I will distribute at least min($365, number of comments * $15) in prizes by April 1st (via venmo if possible, or else Amazon gift cards, or a donation on their behalf if they prefer) to the authors of the comments here, according to the comments' quality. If one commenter finds an error, and another commenter tinkers with the setup or tinkers with the assumptions in order to correct it, then I expect both comments will receive a similar prize (if those comments are at the level of prize-winning, and neither person is me). If others would like to donate to the prize pool, I'll provide a comment that you can reply to.
To organize the conversation, I'll start some comment threads below:
Edit 30/5/19: An updated version is on arXiv. I now feel comfortable with it being cited. The key changes:
Edit 17/02/20: Published at AAAI. The prior over world-models is now totally different, and much better. There's no "amnesia antechamber" required. The Useless Computation Assumption and the No Grue Assumption are now obselete.
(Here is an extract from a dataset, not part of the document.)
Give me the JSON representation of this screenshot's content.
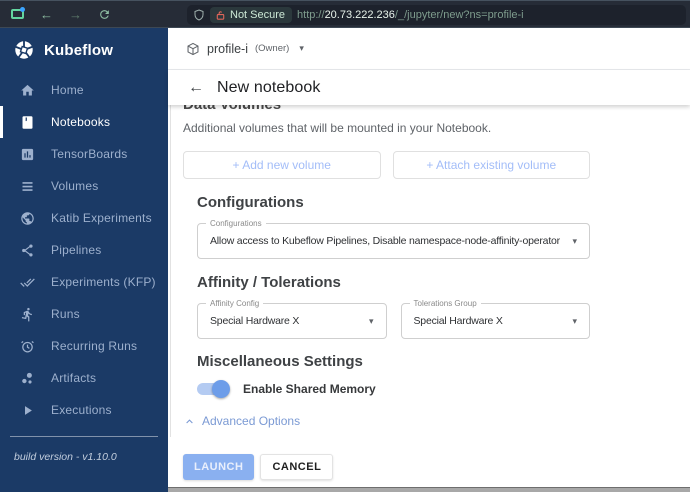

The argument for unambitiousness now depends on the "Space Requirements Assumption", which we probed empirically. The ArXiv link is up-to-date.
Thanks for a really productive conversation in the comment section so far. Here are the comments which won prizes.
Objection to the term benign (and ensuing conversation). Wei Dei. Link. $20
A plausible dangerous side-effect. Wei Dai. Link. $40
Short description length of simulated aliens predicting accurately. Wei Dai. Link. $120
Answers that look good to a human vs. actually good answers. Paul Christiano. Link. $20
Consequences of having the prior be based on K(s), with s a description of a Turing machine. Paul Christiano. Link. $90
Simulated aliens converting simple world-models into fast approximations thereof. Paul Christiano. Link. $35
Simulating suffering agents. cousin_it. Link. $20
Reusing simulation of human thoughts for simulation of future events. David Krueger. Link. $20
Options for transfer:
1) Venmo. Send me a request at @Michael-Cohen-45.
2) Send me your email address, and I’ll send you an Amazon gift card (or some other electronic gift card you’d like to specify).
3) Name a charity for me to donate the money to.
I would like to exert a bit of pressure not to do 3, and spend the money on something frivolous instead :) I want to reward your consciousness, more than... (read more)
If I have a great model of physics in hand (and I'm basically unconcerned with competitiveness, as you seem to be), why not just take the resulting simulation of the human and give it a long time to think? That seems to have fewer safety risks and to be more useful.
More generally, under what model of AI capabilities / competitiveness constraints would you want to use this procedure?
I think the main problem with competitiveness is that you are just getting "answers that look good to a human" rather than "actually good answers."
The comment was here, but I think it deserves its own thread. Wei makes the same point here (point number 3), and our ensuing conversation is also relevant to this thread.
My answers to Wei were two-fold: one is that if benignity is established, it's possible to safely tinker with the setup until hopefully "answers that look good to a human" resembles good answers (we ... (read more)
Here is an old post of mine on the hope that "computationally simplest model describing the box" is actually a physical model of the box. I'm less optimistic than you are, but it's certainly plausible.
From the perspective of optimization daemons / inner alignment, I think like the interesting question is: if inner alignment turns out to be a hard problem for training cognitive policies, do we expect it to become much easier by training predictive models? I'd bet against at 1:1 odds, but not 1:2 odds.
Given that you are taking limits, I don't see why you need any of the machinery with forgetting or with memory-based world models (and if you did really need that machinery, it seems like your proof would have other problems). My understanding is:
Comment thread: positive feedback
Comment thread: general concerns/confusions
To clarify, I'm looking for:
"We're talking about what you do, not what you do."
"Suppose you give us a new toy/summarized toy, something like a room, an inside-view view thing, and ask them to explain what you desire."
"Ah," you reply, "I'm asking what you think about how your life would go if you liv
Comment thread: concerns with Assumption 1
Comment thread: concerns with "the box"
Comment thread: concerns with Assumption 4
Comment thread: concerns with Assumption 3
Comment thread: concerns with Assumption 2
Comment thread: adding to the prize pool
If you would like to contribute, please comment with the amount. If you have venmo, please send the amount to @Michael-Cohen-45. If not, we can discuss.
Comment thread: minor concerns